Students in this course will: (1) Gain an understanding of the fundamental elements of solid-state physics and quantum mechanics. (2) Develop skills to derive continuum physical properties from sub-continuum principles. (3) Apply statistical and physical principles to describe energy transport in modern small-scale materials and devices

Description:
This course provides a detailed treatment of the transport of energy in natural and fabricated nanostructures. The physical nature of energy transport by four carriers???electrons, phonons, fluid particles, and photons???will be explored from first principles, as well as interactions among these carriers. Bulk material properties, such as thermal and electrical conductivity and thermal emissivity, will be derived from statistical particle transport theories, and the effects of spatial confinement on these properties will be explored. Following the treatment of fundamental physical principles, the course will focus on engineering applications, including heat generation and transport in semiconductor devices, quantum wells, wires, and dots, and alternative energy conversion. The applications are interdisciplinary in nature and will not presume prior expertise

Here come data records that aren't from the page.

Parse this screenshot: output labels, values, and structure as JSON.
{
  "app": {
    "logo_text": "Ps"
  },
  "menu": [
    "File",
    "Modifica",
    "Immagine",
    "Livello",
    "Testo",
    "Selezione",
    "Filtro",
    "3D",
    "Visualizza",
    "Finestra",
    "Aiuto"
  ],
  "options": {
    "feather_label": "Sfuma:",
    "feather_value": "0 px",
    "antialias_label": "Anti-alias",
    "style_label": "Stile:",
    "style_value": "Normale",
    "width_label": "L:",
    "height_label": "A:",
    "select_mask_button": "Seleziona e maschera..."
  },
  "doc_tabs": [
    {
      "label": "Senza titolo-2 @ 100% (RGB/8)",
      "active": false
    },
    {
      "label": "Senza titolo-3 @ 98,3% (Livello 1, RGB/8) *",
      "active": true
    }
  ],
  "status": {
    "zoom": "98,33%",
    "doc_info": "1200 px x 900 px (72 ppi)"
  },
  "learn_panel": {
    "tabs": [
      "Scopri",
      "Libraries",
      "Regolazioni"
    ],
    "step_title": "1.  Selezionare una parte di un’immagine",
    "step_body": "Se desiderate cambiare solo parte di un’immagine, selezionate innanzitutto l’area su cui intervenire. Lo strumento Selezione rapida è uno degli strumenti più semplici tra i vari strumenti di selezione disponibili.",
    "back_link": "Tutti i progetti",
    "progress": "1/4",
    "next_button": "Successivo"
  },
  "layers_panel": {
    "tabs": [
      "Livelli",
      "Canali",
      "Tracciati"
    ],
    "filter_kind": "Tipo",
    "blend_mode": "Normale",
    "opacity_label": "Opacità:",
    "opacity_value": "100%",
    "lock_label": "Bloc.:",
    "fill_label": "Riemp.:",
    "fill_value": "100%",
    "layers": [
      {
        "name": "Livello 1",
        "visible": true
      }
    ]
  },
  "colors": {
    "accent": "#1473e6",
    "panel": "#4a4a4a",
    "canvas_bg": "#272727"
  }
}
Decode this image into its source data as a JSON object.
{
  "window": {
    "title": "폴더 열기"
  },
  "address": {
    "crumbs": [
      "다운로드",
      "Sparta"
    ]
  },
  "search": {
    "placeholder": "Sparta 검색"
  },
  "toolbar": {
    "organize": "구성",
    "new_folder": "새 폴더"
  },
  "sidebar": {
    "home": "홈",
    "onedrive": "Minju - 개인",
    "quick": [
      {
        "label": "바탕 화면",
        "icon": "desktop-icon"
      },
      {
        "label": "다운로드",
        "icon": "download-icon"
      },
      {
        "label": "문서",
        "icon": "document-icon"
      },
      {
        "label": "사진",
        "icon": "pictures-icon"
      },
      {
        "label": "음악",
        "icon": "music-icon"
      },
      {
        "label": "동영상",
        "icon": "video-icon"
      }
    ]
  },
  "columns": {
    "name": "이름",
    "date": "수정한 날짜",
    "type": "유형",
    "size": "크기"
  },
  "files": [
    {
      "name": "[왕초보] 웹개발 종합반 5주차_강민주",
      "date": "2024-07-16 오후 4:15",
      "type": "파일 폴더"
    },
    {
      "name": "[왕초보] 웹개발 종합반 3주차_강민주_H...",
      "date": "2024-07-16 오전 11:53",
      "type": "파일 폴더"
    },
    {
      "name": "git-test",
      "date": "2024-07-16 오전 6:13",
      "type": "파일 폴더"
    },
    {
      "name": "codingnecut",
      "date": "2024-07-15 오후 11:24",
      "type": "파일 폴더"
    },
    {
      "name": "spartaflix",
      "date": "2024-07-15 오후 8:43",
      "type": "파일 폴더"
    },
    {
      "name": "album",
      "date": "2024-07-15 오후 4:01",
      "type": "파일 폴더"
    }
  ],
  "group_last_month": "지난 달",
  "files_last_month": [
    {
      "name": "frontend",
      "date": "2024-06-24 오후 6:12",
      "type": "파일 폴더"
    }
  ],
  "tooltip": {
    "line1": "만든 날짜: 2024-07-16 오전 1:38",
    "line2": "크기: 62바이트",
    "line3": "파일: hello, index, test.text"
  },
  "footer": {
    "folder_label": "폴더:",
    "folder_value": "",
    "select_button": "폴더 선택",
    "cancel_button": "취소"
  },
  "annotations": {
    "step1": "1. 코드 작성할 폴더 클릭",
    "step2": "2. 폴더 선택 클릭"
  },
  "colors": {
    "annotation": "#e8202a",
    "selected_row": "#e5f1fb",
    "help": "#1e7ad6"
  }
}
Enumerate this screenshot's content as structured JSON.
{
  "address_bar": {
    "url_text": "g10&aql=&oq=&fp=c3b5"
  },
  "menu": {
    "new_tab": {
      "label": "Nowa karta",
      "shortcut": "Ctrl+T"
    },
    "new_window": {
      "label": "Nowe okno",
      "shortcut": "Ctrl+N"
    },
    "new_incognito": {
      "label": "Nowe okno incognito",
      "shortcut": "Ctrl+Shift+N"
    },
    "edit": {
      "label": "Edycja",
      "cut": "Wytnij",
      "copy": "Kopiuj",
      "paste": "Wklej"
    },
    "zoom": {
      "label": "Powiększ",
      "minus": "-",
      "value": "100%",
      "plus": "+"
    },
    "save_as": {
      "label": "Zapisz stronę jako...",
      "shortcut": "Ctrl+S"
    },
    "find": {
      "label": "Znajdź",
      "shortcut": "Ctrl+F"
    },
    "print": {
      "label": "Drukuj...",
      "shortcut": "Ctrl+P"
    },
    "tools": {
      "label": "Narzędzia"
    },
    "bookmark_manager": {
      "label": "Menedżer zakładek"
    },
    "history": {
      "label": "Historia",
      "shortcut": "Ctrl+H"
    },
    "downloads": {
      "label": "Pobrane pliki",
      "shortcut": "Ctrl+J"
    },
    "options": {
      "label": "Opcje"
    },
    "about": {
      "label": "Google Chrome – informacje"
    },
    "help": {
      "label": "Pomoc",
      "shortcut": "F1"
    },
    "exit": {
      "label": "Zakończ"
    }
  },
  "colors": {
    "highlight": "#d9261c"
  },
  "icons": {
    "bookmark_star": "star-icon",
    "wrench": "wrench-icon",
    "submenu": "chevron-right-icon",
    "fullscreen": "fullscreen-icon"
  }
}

Topics Covered:
Introduction and preliminaries; Lattice structure, phonons, electrons (nanoHUB-U); Carrier Statistics (nanoHUB-U); Basic Thermal Properties (nanoHUB-U); Landauer Transport Formalism (nanoHUB-U); Carrier Scattering and Transmission (nanoHUB-U); Thermal conductivity, Boltzmann transport equation (BTE); Thermal interfacial resistance; Electron bands; Electron BTE and Scattering; Thermoelectrics and Thermionics; Gas molecule specific heat, thermal speed and thermal conductivity; Introduction to photons, Models of Dielectric function; EM waves, quantum theory of light, blackbody radiation; Rate Equations Einstein A, B constants, electron excitation and decay.

Prerequisites:
An undergraduate degree in engineering or science. Some prior exposure to thermodynamics

Applied/Theory: 25/75

Web Address:
http://www.itap.purdue.edu/learning/tools/blackboard/

Web Content:
A link to current course website and grades.

Homework:
Weekly or bi-weekly (accepted via the internet; some homework completed entirely online through nanoHUB-U).

Projects:
Can be job-related and involves the preparation of a final project report in journal paper format (4000 to 8000 words).

Exams:
Two midterms; no final exam, but a final project is required.

Textbooks:
*Tentative-check the Office of the Registrar Textbooks for the official list*
Thermal Energy at the Nanoscale. World Scientific, 2013, by T.S. Fisher (publication is expected in Summer 2013)

Computer Requirements:
Must be able to access nanoHUB-U and use tools therein. Access to mathematical software such as Matlab or Mathematica is helpful but not essential.

ProEd Minimum Requirements: view

Tuition & Fees: view

Timothy S. Fisher
Phone
765-494-5627
Email
tsfisher@purdue.edu
Office
Purdue University
Birck Center
1205 West State Street
West Lafayette, IN 47907-2057
Fax
765-494-0539
Instructor HomePage